: Dated ca. 1930-1939, this photograph shows pipes for an artesian well with a note on its reverse which reads “Pipes for artesian well. Shows the different series of rock. 1) Top Soil 2) Sub Soil 3) Lime stone 4) Shale 5) Sandstone 6) Shale 7) Limestone 8) Granite. Cachment at end of pipe near sandstone.” Many farms and isolated houses in the 1930s depended on their own artesian wells for water. An artesian well is a deep drilled well through which water is forced upward under pressure. The water in an artesian well flows from an aquifer, which is under a layer of porous rock or sediment. This accumulated water has hydrostatic pressure and force which results in the water rising from the ground at the bottom of the hill or higher area. This photograph is one of the many visual materials collected for use in the Ohio Guide.
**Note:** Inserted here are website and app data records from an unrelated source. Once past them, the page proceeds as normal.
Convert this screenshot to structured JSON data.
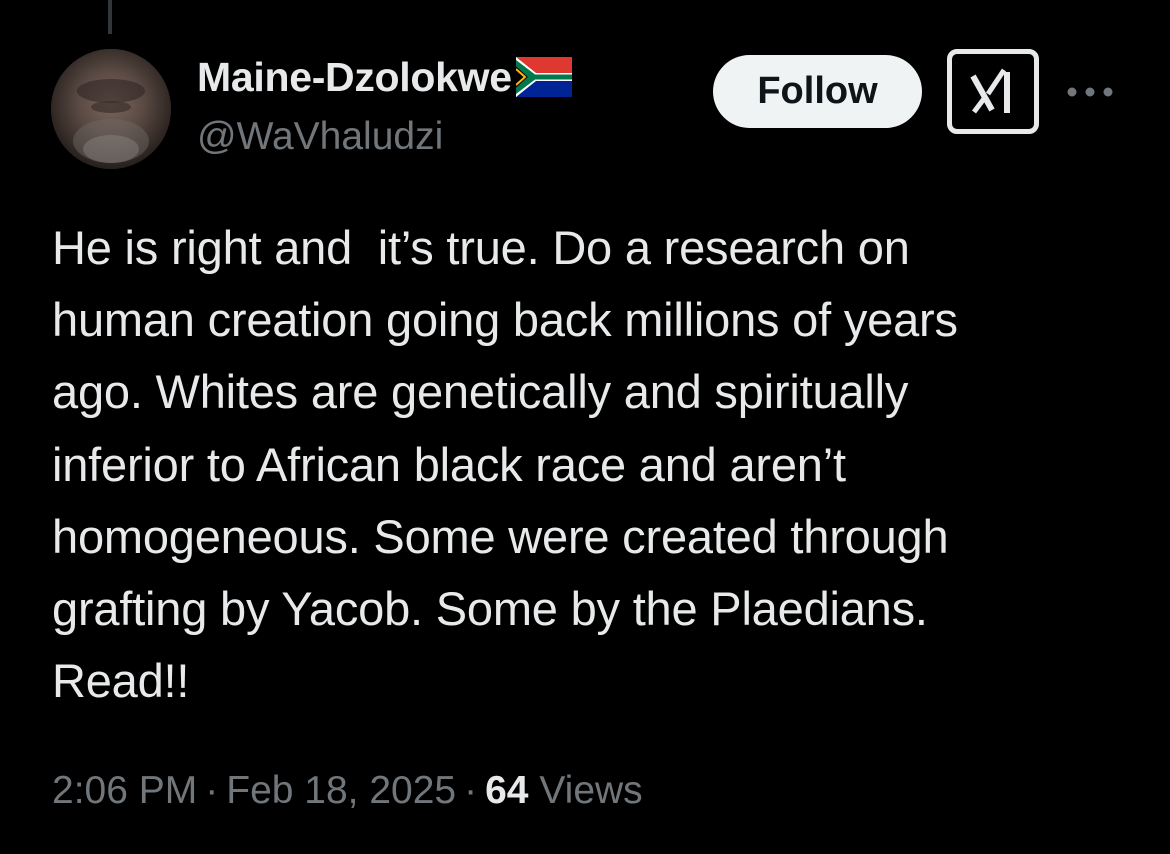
{
  "tweet": {
    "author": {
      "display_name": "Maine-Dzolokwe",
      "flag_icon": "south-africa-flag-icon",
      "handle": "@WaVhaludzi"
    },
    "follow_label": "Follow",
    "grok_icon": "grok-icon",
    "more_icon": "more-icon",
    "text": "He is right and  it’s true. Do a research on\nhuman creation going back millions of years\nago. Whites are genetically and spiritually\ninferior to African black race and aren’t\nhomogeneous. Some were created through\ngrafting by Yacob. Some by the Plaedians.\nRead!!",
    "time": "2:06 PM",
    "separator": "·",
    "date": "Feb 18, 2025",
    "views_count": "64",
    "views_label": "Views"
  },
  "colors": {
    "background": "#000000",
    "primary_text": "#e7e9ea",
    "secondary_text": "#71767b",
    "follow_bg": "#eff3f4",
    "follow_text": "#0f1419"
  }
}
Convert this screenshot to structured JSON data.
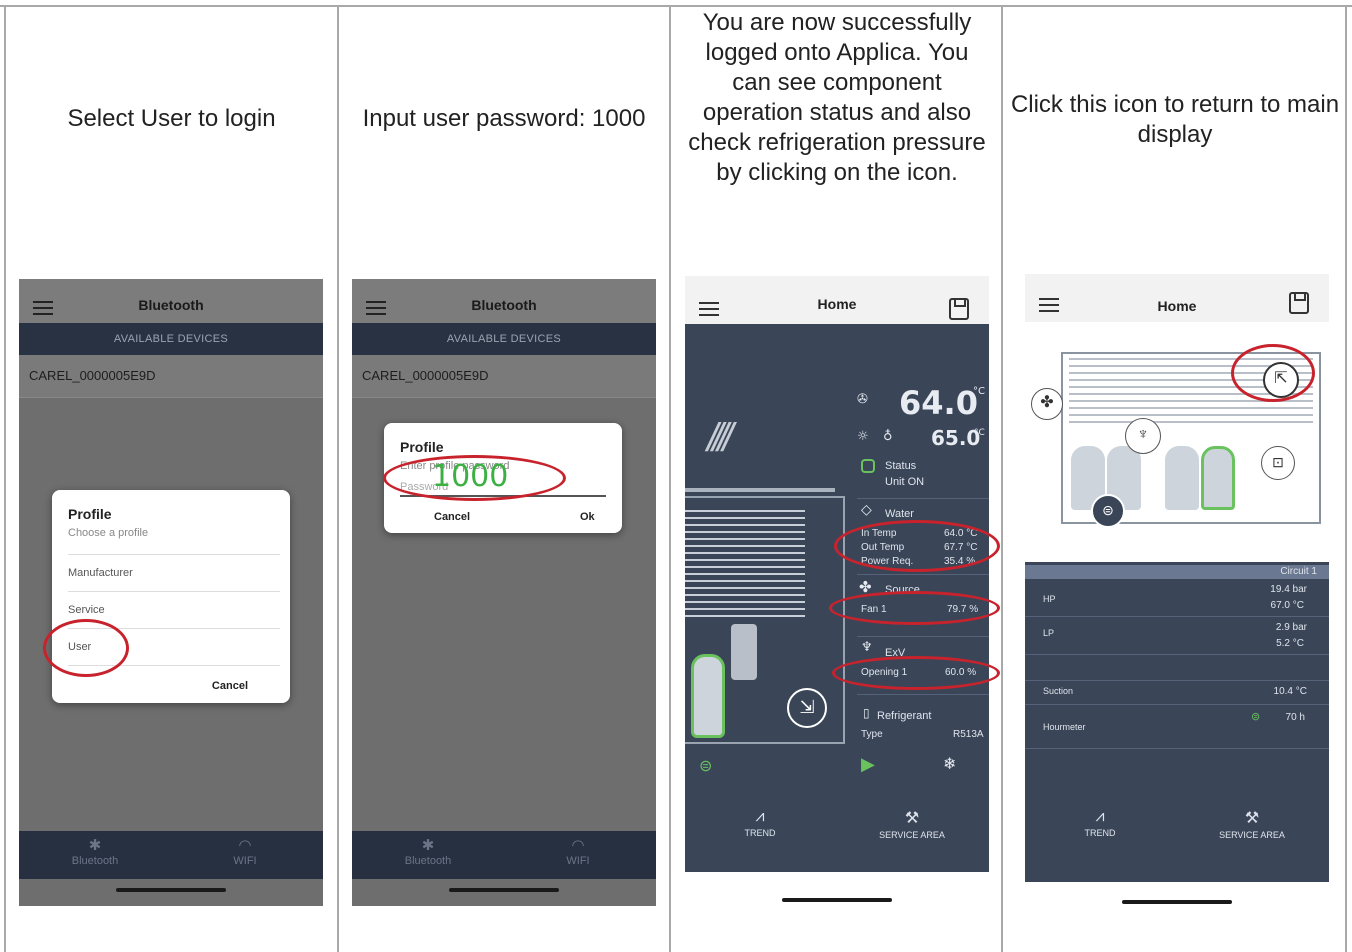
{
  "captions": [
    "Select User to login",
    "Input user password: 1000",
    "You are now successfully logged onto Applica. You can see component operation status and also check refrigeration pressure by clicking on the icon.",
    "Click this icon to return to main display"
  ],
  "bluetooth": {
    "title": "Bluetooth",
    "available_devices": "AVAILABLE DEVICES",
    "device": "CAREL_0000005E9D",
    "nav_bluetooth": "Bluetooth",
    "nav_wifi": "WIFI"
  },
  "profile_dialog": {
    "title": "Profile",
    "subtitle": "Choose a profile",
    "options": [
      "Manufacturer",
      "Service",
      "User"
    ],
    "cancel": "Cancel"
  },
  "password_dialog": {
    "title": "Profile",
    "subtitle": "Enter profile password",
    "placeholder": "Password",
    "typed_value": "1000",
    "cancel": "Cancel",
    "ok": "Ok"
  },
  "home": {
    "title": "Home",
    "main_temp": "64.0",
    "main_temp_unit": "°C",
    "second_temp": "65.0",
    "second_temp_unit": "°C",
    "status_label": "Status",
    "status_value": "Unit ON",
    "water_label": "Water",
    "in_temp_label": "In Temp",
    "in_temp_value": "64.0 °C",
    "out_temp_label": "Out Temp",
    "out_temp_value": "67.7 °C",
    "power_req_label": "Power Req.",
    "power_req_value": "35.4 %",
    "source_label": "Source",
    "fan_label": "Fan 1",
    "fan_value": "79.7 %",
    "exv_label": "ExV",
    "opening_label": "Opening 1",
    "opening_value": "60.0 %",
    "refrigerant_label": "Refrigerant",
    "type_label": "Type",
    "type_value": "R513A",
    "nav_trend": "TREND",
    "nav_service": "SERVICE AREA"
  },
  "circuit": {
    "title": "Home",
    "circuit_label": "Circuit 1",
    "hp_label": "HP",
    "hp_pressure": "19.4 bar",
    "hp_temp": "67.0 °C",
    "lp_label": "LP",
    "lp_pressure": "2.9 bar",
    "lp_temp": "5.2 °C",
    "suction_label": "Suction",
    "suction_value": "10.4 °C",
    "hourmeter_label": "Hourmeter",
    "hourmeter_value": "70 h",
    "nav_trend": "TREND",
    "nav_service": "SERVICE AREA"
  }
}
In 1935, President Franklin D. Roosevelt established the Works Progress Administration by executive order to create jobs for the large numbers of unemployed laborers, as well as artists, musicians, actors, and writers. The Federal Arts Program, a sector of the Works Progress Administration, included the Federal Writers’ Project, one of the primary goals of which was to complete the America Guide series, a series of guidebooks for each state which included state history, art, architecture, music, literature, and points of interest to the major cities and tours throughout the state. Work on the Ohio Guide began in 1935 with the publication of several pamphlets and brochures. The Reorganization Act of 1939 consolidated the Works Progress Administration and other agencies into the Federal Works Administration, and the Federal Writers’ Project became the Federal Writers’ Project in Ohio. The final product was published in 1940 and went through several editions. The Ohio Guide Collection consists of 4,769 photographs collected for use in Ohio Guide and other publications of the Federal Writers’ Project in Ohio from 1935-1939.
View on Ohio Memory.
: SA1039AV_B11F04_14_001 Subjects
: Water wells; Artesian wells; Rural life; Federal Writers' Project Places